• TASK TO CARRY OUT: Look through the records below, and whenever a line contains "tagline", copy it.
● ● ● ● ●
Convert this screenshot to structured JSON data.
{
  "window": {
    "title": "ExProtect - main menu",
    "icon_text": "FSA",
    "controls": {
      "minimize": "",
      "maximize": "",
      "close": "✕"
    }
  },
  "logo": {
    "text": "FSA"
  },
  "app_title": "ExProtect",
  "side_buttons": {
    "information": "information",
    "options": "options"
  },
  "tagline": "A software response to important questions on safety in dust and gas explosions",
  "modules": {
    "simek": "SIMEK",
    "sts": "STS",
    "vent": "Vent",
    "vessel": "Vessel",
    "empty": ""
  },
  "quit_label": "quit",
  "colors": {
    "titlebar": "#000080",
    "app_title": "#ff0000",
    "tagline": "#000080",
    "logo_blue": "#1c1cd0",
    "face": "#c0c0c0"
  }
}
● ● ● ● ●
• EXERCISE ANSWER:
  "tagline": "A software response to important questions on safety in dust and gas explosions",
    "tagline": "#000080",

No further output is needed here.